The other post departments that will consolidate in the new facility are picture post (digital intermediate & broadcast), sound and language versioning.
Moving Picture Co. has grown enough in recent years to be considered one of the the “big six” visual effects companies. (The others are Industrial Light & Magic, Sony Imageworks, Weta Digital, Double Negative and Framestore.) That number is down from the former “big eight,” since Digital Domain and Rhythm & Hues have gone through bankruptcy and are still rebuilding their capacity, staff and reputation.
“Though the studios see some of the major facilities shrinking or going under altogether,” Sarnoff said, “I think that the capacity in general in the industry is still enough to handle the projects that are needed.
“I think some of the facilities have been slow to adapt to the global nature of the business. We have the same global vision of the business as our studio clients, so we provide precisely the services they request. That’s the basic infrastructure discussion we’d have at Technicolor: Where are they needing to do the work, and who can we get to do the work in the places where they need to have it done?”
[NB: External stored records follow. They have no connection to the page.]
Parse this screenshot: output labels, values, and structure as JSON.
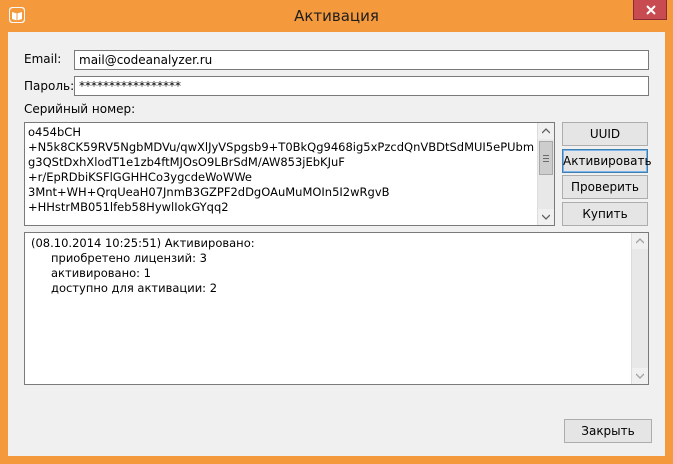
{
  "window": {
    "title": "Активация",
    "accent_color": "#f59a3c",
    "app_icon": "book-icon",
    "close_icon": "close-icon"
  },
  "form": {
    "email_label": "Email:",
    "email_value": "mail@codeanalyzer.ru",
    "password_label": "Пароль:",
    "password_value": "*****************",
    "serial_label": "Серийный номер:",
    "serial_lines": [
      "o454bCH",
      "+N5k8CK59RV5NgbMDVu/qwXlJyVSpgsb9+T0BkQg9468ig5xPzcdQnVBDtSdMUI5ePUbm",
      "g3QStDxhXlodT1e1zb4ftMJOsO9LBrSdM/AW853jEbKJuF",
      "+r/EpRDbiKSFlGGHHCo3ygcdeWoWWe",
      "3Mnt+WH+QrqUeaH07JnmB3GZPF2dDgOAuMuMOIn5I2wRgvB",
      "+HHstrMB051lfeb58HywlIokGYqq2"
    ]
  },
  "buttons": {
    "uuid": "UUID",
    "activate": "Активировать",
    "check": "Проверить",
    "buy": "Купить",
    "close": "Закрыть"
  },
  "log": {
    "header": "(08.10.2014 10:25:51) Активировано:",
    "lines": [
      "приобретено лицензий: 3",
      "активировано: 1",
      "доступно для активации: 2"
    ]
  }
}
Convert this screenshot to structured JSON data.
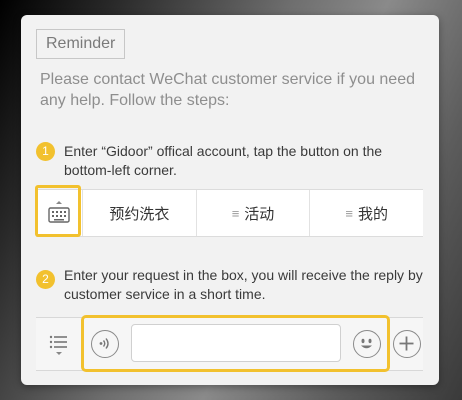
{
  "dialog": {
    "title": "Reminder",
    "intro": "Please contact WeChat customer service if you need any help. Follow the steps:",
    "step1": {
      "number": "1",
      "text": "Enter “Gidoor” offical account, tap the button on the bottom-left corner."
    },
    "menu": {
      "items": [
        {
          "label": "预约洗衣",
          "has_icon": false
        },
        {
          "label": "活动",
          "has_icon": true,
          "icon": "hamburger-icon"
        },
        {
          "label": "我的",
          "has_icon": true,
          "icon": "hamburger-icon"
        }
      ]
    },
    "step2": {
      "number": "2",
      "text": "Enter your request in the box, you will receive the reply by customer service in a short time."
    },
    "input_bar": {
      "message_value": "",
      "icons": [
        "list-menu-icon",
        "voice-icon",
        "emoji-icon",
        "plus-icon"
      ]
    }
  },
  "colors": {
    "accent": "#f2c12e",
    "dialog_bg": "#f2f2f2",
    "muted_text": "#8e8e8e"
  }
}
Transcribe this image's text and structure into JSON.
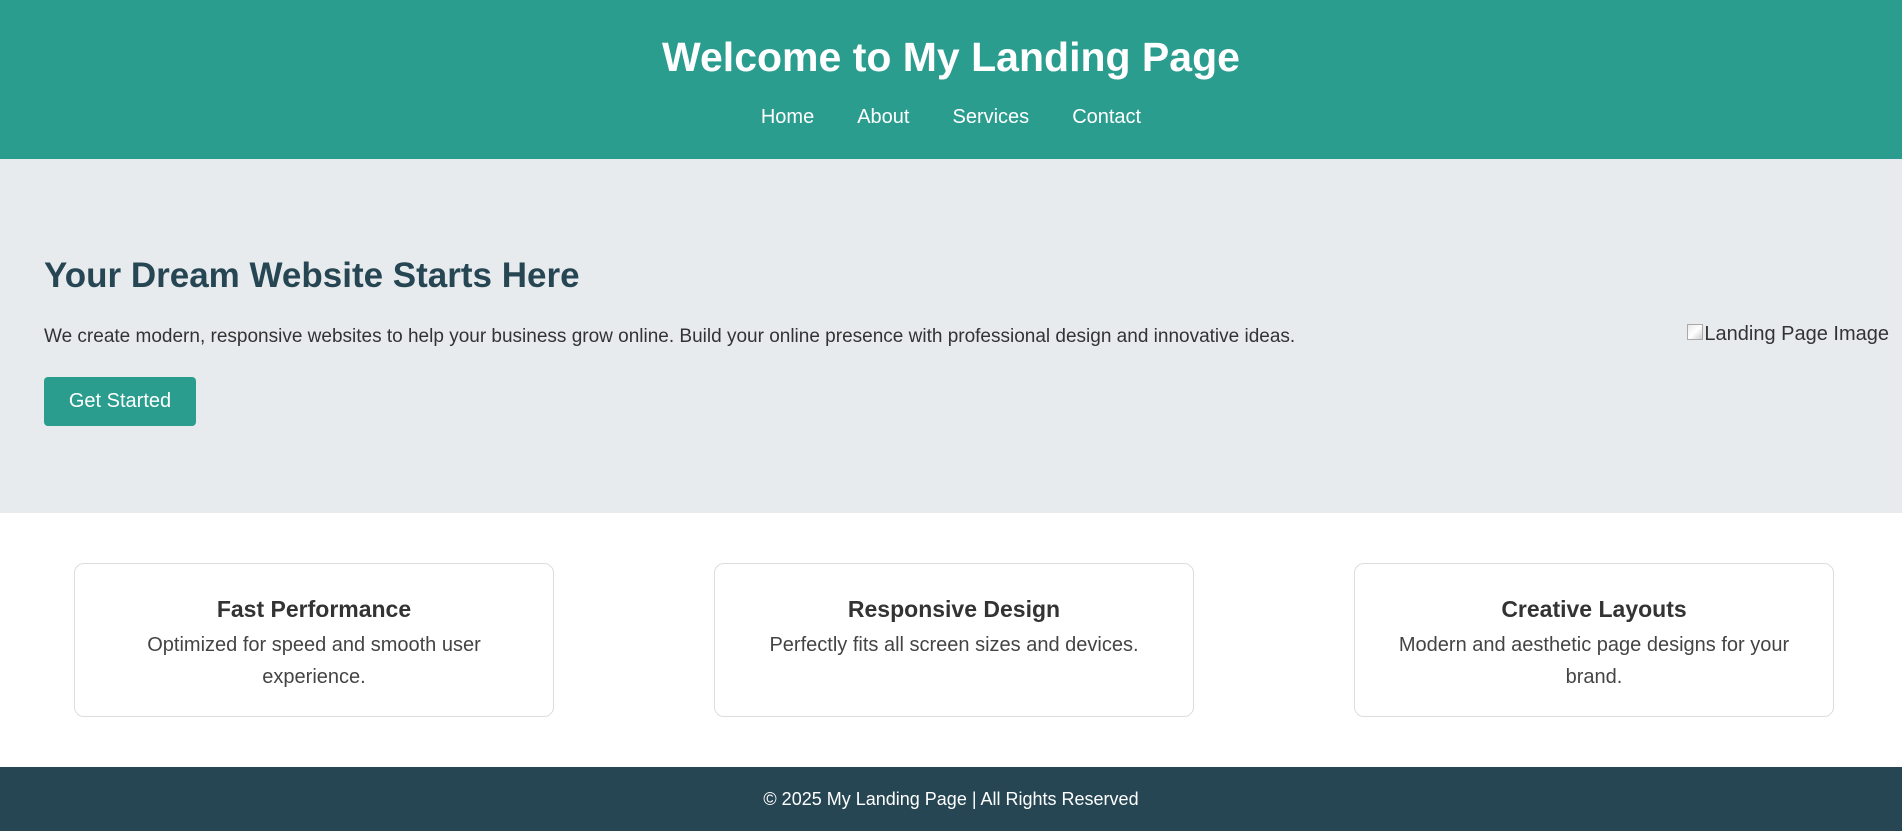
{
  "header": {
    "title": "Welcome to My Landing Page",
    "nav": [
      "Home",
      "About",
      "Services",
      "Contact"
    ]
  },
  "hero": {
    "title": "Your Dream Website Starts Here",
    "text": "We create modern, responsive websites to help your business grow online. Build your online presence with professional design and innovative ideas.",
    "button_label": "Get Started",
    "image_alt": "Landing Page Image"
  },
  "features": [
    {
      "title": "Fast Performance",
      "description": "Optimized for speed and smooth user experience."
    },
    {
      "title": "Responsive Design",
      "description": "Perfectly fits all screen sizes and devices."
    },
    {
      "title": "Creative Layouts",
      "description": "Modern and aesthetic page designs for your brand."
    }
  ],
  "footer": {
    "text": "© 2025 My Landing Page | All Rights Reserved"
  },
  "colors": {
    "primary": "#2a9d8f",
    "dark": "#264653",
    "hero_bg": "#e8ebee"
  },
  "icons": {
    "hero_image": "broken-image-icon"
  }
}
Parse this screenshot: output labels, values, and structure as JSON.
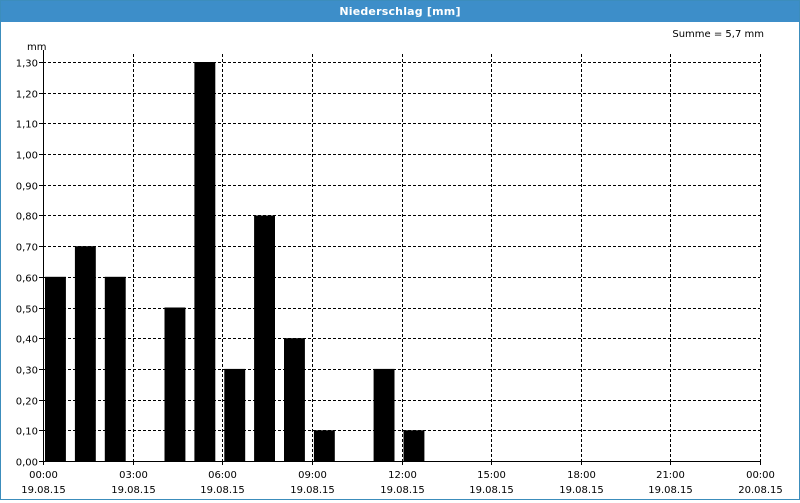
{
  "window": {
    "title": "Niederschlag [mm]"
  },
  "chart_data": {
    "type": "bar",
    "title": "Niederschlag [mm]",
    "ylabel": "mm",
    "sum_label": "Summe = 5,7 mm",
    "ylim": [
      0,
      1.3
    ],
    "y_ticks": [
      "0,00",
      "0,10",
      "0,20",
      "0,30",
      "0,40",
      "0,50",
      "0,60",
      "0,70",
      "0,80",
      "0,90",
      "1,00",
      "1,10",
      "1,20",
      "1,30"
    ],
    "x_ticks": [
      {
        "time": "00:00",
        "date": "19.08.15"
      },
      {
        "time": "03:00",
        "date": "19.08.15"
      },
      {
        "time": "06:00",
        "date": "19.08.15"
      },
      {
        "time": "09:00",
        "date": "19.08.15"
      },
      {
        "time": "12:00",
        "date": "19.08.15"
      },
      {
        "time": "15:00",
        "date": "19.08.15"
      },
      {
        "time": "18:00",
        "date": "19.08.15"
      },
      {
        "time": "21:00",
        "date": "19.08.15"
      },
      {
        "time": "00:00",
        "date": "20.08.15"
      }
    ],
    "interval_hours": 1,
    "categories": [
      "00:00",
      "01:00",
      "02:00",
      "03:00",
      "04:00",
      "05:00",
      "06:00",
      "07:00",
      "08:00",
      "09:00",
      "10:00",
      "11:00",
      "12:00",
      "13:00",
      "14:00",
      "15:00",
      "16:00",
      "17:00",
      "18:00",
      "19:00",
      "20:00",
      "21:00",
      "22:00",
      "23:00"
    ],
    "values": [
      0.6,
      0.7,
      0.6,
      0,
      0.5,
      1.3,
      0.3,
      0.8,
      0.4,
      0.1,
      0,
      0.3,
      0.1,
      0,
      0,
      0,
      0,
      0,
      0,
      0,
      0,
      0,
      0,
      0
    ],
    "bar_color": "#000000",
    "grid": true
  }
}
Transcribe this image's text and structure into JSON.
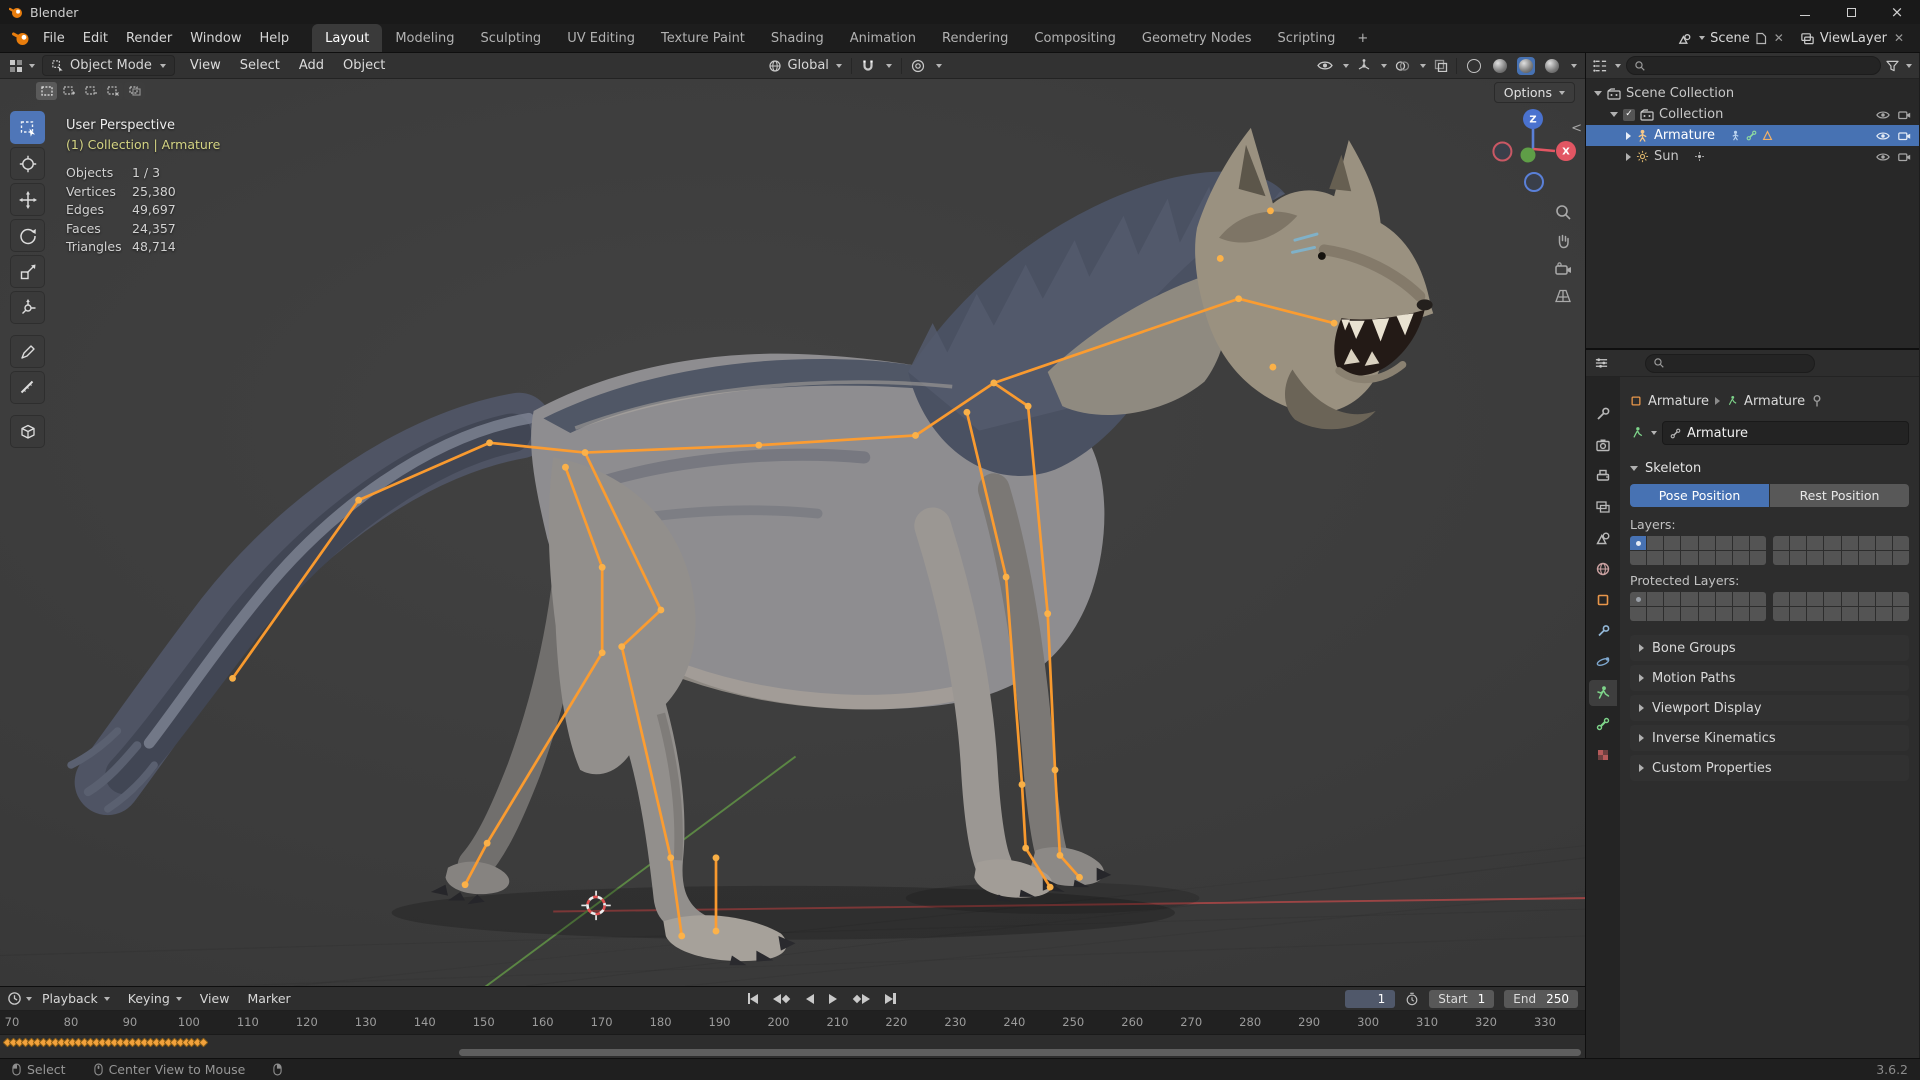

MPC’s answer has been to add to its locations in Los Angeles and New York facilities in territories that offer the subsidies studios crave: Vancouver, London, India and now Montreal. “It’s not predicated on anything other than trying to service studio clients,” he said.